YOUR ASSIGNMENT => Pick every line from the data that holds the word "Benutzer".

(Data items)
____________
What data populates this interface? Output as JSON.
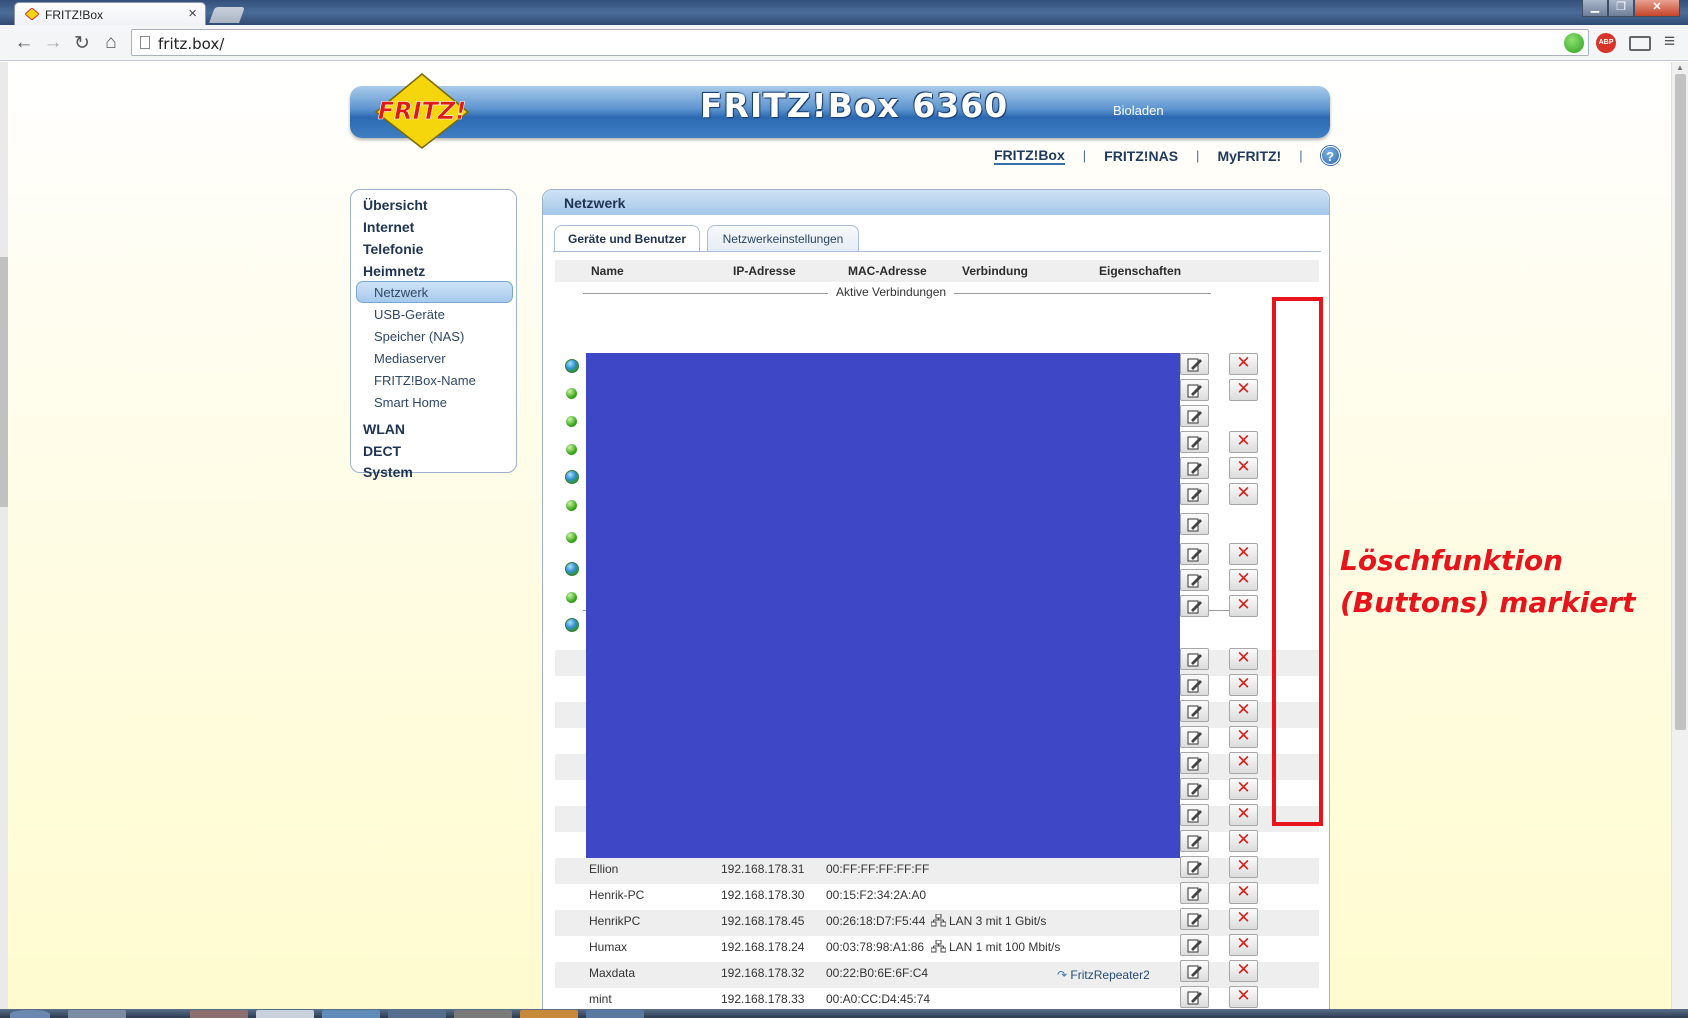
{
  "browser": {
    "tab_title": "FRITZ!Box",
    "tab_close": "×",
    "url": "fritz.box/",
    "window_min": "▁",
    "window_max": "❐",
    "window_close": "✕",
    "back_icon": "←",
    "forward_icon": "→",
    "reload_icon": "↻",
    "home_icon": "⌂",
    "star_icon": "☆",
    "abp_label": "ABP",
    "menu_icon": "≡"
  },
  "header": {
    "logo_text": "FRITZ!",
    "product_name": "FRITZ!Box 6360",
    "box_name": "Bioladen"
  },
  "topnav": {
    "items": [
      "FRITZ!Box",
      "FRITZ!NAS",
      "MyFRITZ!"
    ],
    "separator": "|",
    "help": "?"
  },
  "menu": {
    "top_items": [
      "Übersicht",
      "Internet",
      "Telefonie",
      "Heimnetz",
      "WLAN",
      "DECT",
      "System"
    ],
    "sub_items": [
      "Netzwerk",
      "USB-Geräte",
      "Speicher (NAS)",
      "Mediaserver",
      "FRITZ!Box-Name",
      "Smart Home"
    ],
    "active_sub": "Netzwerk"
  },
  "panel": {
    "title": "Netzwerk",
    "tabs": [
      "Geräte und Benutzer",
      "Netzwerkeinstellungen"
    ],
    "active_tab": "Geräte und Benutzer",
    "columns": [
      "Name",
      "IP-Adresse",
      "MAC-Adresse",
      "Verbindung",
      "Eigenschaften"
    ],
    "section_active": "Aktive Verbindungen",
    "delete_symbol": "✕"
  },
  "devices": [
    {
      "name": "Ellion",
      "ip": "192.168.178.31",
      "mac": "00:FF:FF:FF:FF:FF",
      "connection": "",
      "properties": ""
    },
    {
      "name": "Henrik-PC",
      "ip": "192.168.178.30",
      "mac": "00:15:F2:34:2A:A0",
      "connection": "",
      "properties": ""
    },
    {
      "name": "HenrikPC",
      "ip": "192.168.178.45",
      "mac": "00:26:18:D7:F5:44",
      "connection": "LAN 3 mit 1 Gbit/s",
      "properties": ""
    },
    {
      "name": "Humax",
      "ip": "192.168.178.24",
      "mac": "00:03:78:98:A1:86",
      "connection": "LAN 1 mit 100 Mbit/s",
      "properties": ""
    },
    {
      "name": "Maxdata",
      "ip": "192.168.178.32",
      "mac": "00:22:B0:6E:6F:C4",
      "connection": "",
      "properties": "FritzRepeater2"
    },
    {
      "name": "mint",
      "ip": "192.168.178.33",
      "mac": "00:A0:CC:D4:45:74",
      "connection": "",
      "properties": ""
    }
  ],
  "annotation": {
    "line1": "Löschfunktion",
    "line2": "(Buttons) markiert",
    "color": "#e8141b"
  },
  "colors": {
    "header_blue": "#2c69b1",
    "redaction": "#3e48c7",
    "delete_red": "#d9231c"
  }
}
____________
RESULT OF THIS TASK =>
      "Geräte und Benutzer",
    "active_tab": "Geräte und Benutzer",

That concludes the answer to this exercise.